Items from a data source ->
——

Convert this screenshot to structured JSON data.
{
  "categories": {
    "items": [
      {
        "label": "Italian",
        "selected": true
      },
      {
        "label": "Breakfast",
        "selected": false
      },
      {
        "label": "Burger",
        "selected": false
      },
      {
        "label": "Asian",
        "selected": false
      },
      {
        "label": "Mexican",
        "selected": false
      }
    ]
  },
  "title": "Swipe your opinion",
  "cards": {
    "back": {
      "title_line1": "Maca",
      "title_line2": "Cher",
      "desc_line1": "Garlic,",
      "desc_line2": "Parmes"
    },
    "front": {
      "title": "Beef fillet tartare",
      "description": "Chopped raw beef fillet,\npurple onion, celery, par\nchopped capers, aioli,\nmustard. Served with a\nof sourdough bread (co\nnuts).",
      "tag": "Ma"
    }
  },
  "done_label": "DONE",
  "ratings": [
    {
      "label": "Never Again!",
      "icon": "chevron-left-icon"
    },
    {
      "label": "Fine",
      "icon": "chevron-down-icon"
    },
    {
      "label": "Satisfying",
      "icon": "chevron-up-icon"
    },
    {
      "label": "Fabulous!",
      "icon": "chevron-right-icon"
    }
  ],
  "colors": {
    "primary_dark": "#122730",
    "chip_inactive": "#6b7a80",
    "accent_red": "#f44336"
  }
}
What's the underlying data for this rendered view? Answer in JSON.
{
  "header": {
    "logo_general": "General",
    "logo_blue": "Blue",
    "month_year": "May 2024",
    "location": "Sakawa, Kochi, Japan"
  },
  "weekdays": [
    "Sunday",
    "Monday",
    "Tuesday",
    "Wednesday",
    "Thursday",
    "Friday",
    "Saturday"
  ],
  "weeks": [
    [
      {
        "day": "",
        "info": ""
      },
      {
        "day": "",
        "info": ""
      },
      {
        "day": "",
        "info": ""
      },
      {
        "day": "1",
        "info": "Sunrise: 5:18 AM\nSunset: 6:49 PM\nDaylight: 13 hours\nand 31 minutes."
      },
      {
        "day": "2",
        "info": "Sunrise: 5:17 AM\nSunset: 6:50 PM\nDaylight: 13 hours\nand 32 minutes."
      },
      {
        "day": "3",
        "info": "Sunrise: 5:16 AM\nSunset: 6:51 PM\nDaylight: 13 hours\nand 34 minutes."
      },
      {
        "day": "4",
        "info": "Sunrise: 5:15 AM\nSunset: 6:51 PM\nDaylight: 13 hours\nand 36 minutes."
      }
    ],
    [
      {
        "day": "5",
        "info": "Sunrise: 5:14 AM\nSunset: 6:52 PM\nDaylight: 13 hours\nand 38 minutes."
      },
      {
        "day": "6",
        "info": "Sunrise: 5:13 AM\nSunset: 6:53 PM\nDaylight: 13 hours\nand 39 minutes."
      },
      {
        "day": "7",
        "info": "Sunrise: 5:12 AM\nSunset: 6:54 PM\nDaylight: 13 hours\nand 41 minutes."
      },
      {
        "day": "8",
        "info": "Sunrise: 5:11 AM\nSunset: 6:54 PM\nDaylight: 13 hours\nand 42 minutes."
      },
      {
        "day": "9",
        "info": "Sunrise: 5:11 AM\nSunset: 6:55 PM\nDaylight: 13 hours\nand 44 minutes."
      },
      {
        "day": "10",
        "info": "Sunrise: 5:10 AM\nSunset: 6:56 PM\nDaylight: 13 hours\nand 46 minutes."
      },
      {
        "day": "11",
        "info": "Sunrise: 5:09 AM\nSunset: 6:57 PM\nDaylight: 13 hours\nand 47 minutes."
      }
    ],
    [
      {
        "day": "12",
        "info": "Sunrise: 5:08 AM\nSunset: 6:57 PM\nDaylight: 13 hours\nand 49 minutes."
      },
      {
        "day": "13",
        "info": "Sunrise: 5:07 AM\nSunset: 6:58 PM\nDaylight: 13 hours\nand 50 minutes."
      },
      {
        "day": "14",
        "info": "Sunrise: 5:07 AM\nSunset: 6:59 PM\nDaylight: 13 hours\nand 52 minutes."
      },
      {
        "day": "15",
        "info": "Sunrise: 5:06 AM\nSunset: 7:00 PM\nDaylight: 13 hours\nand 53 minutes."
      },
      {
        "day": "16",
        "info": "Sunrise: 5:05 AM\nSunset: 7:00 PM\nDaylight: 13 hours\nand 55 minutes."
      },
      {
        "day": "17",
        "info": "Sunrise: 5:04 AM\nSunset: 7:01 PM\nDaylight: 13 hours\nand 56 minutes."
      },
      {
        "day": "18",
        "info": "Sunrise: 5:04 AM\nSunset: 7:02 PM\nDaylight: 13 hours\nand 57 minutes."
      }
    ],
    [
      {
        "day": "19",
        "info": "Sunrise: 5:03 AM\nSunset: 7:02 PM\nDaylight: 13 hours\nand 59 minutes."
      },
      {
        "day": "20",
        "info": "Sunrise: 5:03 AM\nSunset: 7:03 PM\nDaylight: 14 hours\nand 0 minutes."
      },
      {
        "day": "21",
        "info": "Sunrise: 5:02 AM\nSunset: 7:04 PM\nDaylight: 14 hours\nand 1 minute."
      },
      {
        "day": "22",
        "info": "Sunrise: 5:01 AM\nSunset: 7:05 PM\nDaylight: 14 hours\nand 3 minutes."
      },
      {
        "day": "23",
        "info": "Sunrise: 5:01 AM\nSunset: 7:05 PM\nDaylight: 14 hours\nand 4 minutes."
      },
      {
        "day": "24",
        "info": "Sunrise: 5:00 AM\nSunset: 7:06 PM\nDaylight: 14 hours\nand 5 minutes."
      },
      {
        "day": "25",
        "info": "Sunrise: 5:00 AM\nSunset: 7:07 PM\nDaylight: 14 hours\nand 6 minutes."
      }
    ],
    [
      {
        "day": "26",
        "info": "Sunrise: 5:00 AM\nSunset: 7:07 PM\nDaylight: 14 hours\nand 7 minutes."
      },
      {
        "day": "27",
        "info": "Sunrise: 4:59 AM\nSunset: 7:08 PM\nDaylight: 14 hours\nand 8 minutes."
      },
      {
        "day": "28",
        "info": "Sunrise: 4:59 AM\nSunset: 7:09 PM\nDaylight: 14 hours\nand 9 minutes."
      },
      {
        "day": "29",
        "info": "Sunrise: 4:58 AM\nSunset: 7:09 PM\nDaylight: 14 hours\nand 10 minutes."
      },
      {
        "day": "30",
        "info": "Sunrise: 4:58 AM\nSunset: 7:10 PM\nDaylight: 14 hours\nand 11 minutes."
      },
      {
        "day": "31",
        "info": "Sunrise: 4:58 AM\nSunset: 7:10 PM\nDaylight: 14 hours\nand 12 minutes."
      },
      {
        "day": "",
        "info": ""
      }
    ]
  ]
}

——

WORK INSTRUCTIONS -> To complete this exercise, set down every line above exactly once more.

YOUR SOLUTION ->
Convert this screenshot to structured JSON data.
{
  "categories": {
    "items": [
      {
        "label": "Italian",
        "selected": true
      },
      {
        "label": "Breakfast",
        "selected": false
      },
      {
        "label": "Burger",
        "selected": false
      },
      {
        "label": "Asian",
        "selected": false
      },
      {
        "label": "Mexican",
        "selected": false
      }
    ]
  },
  "title": "Swipe your opinion",
  "cards": {
    "back": {
      "title_line1": "Maca",
      "title_line2": "Cher",
      "desc_line1": "Garlic,",
      "desc_line2": "Parmes"
    },
    "front": {
      "title": "Beef fillet tartare",
      "description": "Chopped raw beef fillet,\npurple onion, celery, par\nchopped capers, aioli,\nmustard. Served with a\nof sourdough bread (co\nnuts).",
      "tag": "Ma"
    }
  },
  "done_label": "DONE",
  "ratings": [
    {
      "label": "Never Again!",
      "icon": "chevron-left-icon"
    },
    {
      "label": "Fine",
      "icon": "chevron-down-icon"
    },
    {
      "label": "Satisfying",
      "icon": "chevron-up-icon"
    },
    {
      "label": "Fabulous!",
      "icon": "chevron-right-icon"
    }
  ],
  "colors": {
    "primary_dark": "#122730",
    "chip_inactive": "#6b7a80",
    "accent_red": "#f44336"
  }
}
What's the underlying data for this rendered view? Answer in JSON.
{
  "header": {
    "logo_general": "General",
    "logo_blue": "Blue",
    "month_year": "May 2024",
    "location": "Sakawa, Kochi, Japan"
  },
  "weekdays": [
    "Sunday",
    "Monday",
    "Tuesday",
    "Wednesday",
    "Thursday",
    "Friday",
    "Saturday"
  ],
  "weeks": [
    [
      {
        "day": "",
        "info": ""
      },
      {
        "day": "",
        "info": ""
      },
      {
        "day": "",
        "info": ""
      },
      {
        "day": "1",
        "info": "Sunrise: 5:18 AM\nSunset: 6:49 PM\nDaylight: 13 hours\nand 31 minutes."
      },
      {
        "day": "2",
        "info": "Sunrise: 5:17 AM\nSunset: 6:50 PM\nDaylight: 13 hours\nand 32 minutes."
      },
      {
        "day": "3",
        "info": "Sunrise: 5:16 AM\nSunset: 6:51 PM\nDaylight: 13 hours\nand 34 minutes."
      },
      {
        "day": "4",
        "info": "Sunrise: 5:15 AM\nSunset: 6:51 PM\nDaylight: 13 hours\nand 36 minutes."
      }
    ],
    [
      {
        "day": "5",
        "info": "Sunrise: 5:14 AM\nSunset: 6:52 PM\nDaylight: 13 hours\nand 38 minutes."
      },
      {
        "day": "6",
        "info": "Sunrise: 5:13 AM\nSunset: 6:53 PM\nDaylight: 13 hours\nand 39 minutes."
      },
      {
        "day": "7",
        "info": "Sunrise: 5:12 AM\nSunset: 6:54 PM\nDaylight: 13 hours\nand 41 minutes."
      },
      {
        "day": "8",
        "info": "Sunrise: 5:11 AM\nSunset: 6:54 PM\nDaylight: 13 hours\nand 42 minutes."
      },
      {
        "day": "9",
        "info": "Sunrise: 5:11 AM\nSunset: 6:55 PM\nDaylight: 13 hours\nand 44 minutes."
      },
      {
        "day": "10",
        "info": "Sunrise: 5:10 AM\nSunset: 6:56 PM\nDaylight: 13 hours\nand 46 minutes."
      },
      {
        "day": "11",
        "info": "Sunrise: 5:09 AM\nSunset: 6:57 PM\nDaylight: 13 hours\nand 47 minutes."
      }
    ],
    [
      {
        "day": "12",
        "info": "Sunrise: 5:08 AM\nSunset: 6:57 PM\nDaylight: 13 hours\nand 49 minutes."
      },
      {
        "day": "13",
        "info": "Sunrise: 5:07 AM\nSunset: 6:58 PM\nDaylight: 13 hours\nand 50 minutes."
      },
      {
        "day": "14",
        "info": "Sunrise: 5:07 AM\nSunset: 6:59 PM\nDaylight: 13 hours\nand 52 minutes."
      },
      {
        "day": "15",
        "info": "Sunrise: 5:06 AM\nSunset: 7:00 PM\nDaylight: 13 hours\nand 53 minutes."
      },
      {
        "day": "16",
        "info": "Sunrise: 5:05 AM\nSunset: 7:00 PM\nDaylight: 13 hours\nand 55 minutes."
      },
      {
        "day": "17",
        "info": "Sunrise: 5:04 AM\nSunset: 7:01 PM\nDaylight: 13 hours\nand 56 minutes."
      },
      {
        "day": "18",
        "info": "Sunrise: 5:04 AM\nSunset: 7:02 PM\nDaylight: 13 hours\nand 57 minutes."
      }
    ],
    [
      {
        "day": "19",
        "info": "Sunrise: 5:03 AM\nSunset: 7:02 PM\nDaylight: 13 hours\nand 59 minutes."
      },
      {
        "day": "20",
        "info": "Sunrise: 5:03 AM\nSunset: 7:03 PM\nDaylight: 14 hours\nand 0 minutes."
      },
      {
        "day": "21",
        "info": "Sunrise: 5:02 AM\nSunset: 7:04 PM\nDaylight: 14 hours\nand 1 minute."
      },
      {
        "day": "22",
        "info": "Sunrise: 5:01 AM\nSunset: 7:05 PM\nDaylight: 14 hours\nand 3 minutes."
      },
      {
        "day": "23",
        "info": "Sunrise: 5:01 AM\nSunset: 7:05 PM\nDaylight: 14 hours\nand 4 minutes."
      },
      {
        "day": "24",
        "info": "Sunrise: 5:00 AM\nSunset: 7:06 PM\nDaylight: 14 hours\nand 5 minutes."
      },
      {
        "day": "25",
        "info": "Sunrise: 5:00 AM\nSunset: 7:07 PM\nDaylight: 14 hours\nand 6 minutes."
      }
    ],
    [
      {
        "day": "26",
        "info": "Sunrise: 5:00 AM\nSunset: 7:07 PM\nDaylight: 14 hours\nand 7 minutes."
      },
      {
        "day": "27",
        "info": "Sunrise: 4:59 AM\nSunset: 7:08 PM\nDaylight: 14 hours\nand 8 minutes."
      },
      {
        "day": "28",
        "info": "Sunrise: 4:59 AM\nSunset: 7:09 PM\nDaylight: 14 hours\nand 9 minutes."
      },
      {
        "day": "29",
        "info": "Sunrise: 4:58 AM\nSunset: 7:09 PM\nDaylight: 14 hours\nand 10 minutes."
      },
      {
        "day": "30",
        "info": "Sunrise: 4:58 AM\nSunset: 7:10 PM\nDaylight: 14 hours\nand 11 minutes."
      },
      {
        "day": "31",
        "info": "Sunrise: 4:58 AM\nSunset: 7:10 PM\nDaylight: 14 hours\nand 12 minutes."
      },
      {
        "day": "",
        "info": ""
      }
    ]
  ]
}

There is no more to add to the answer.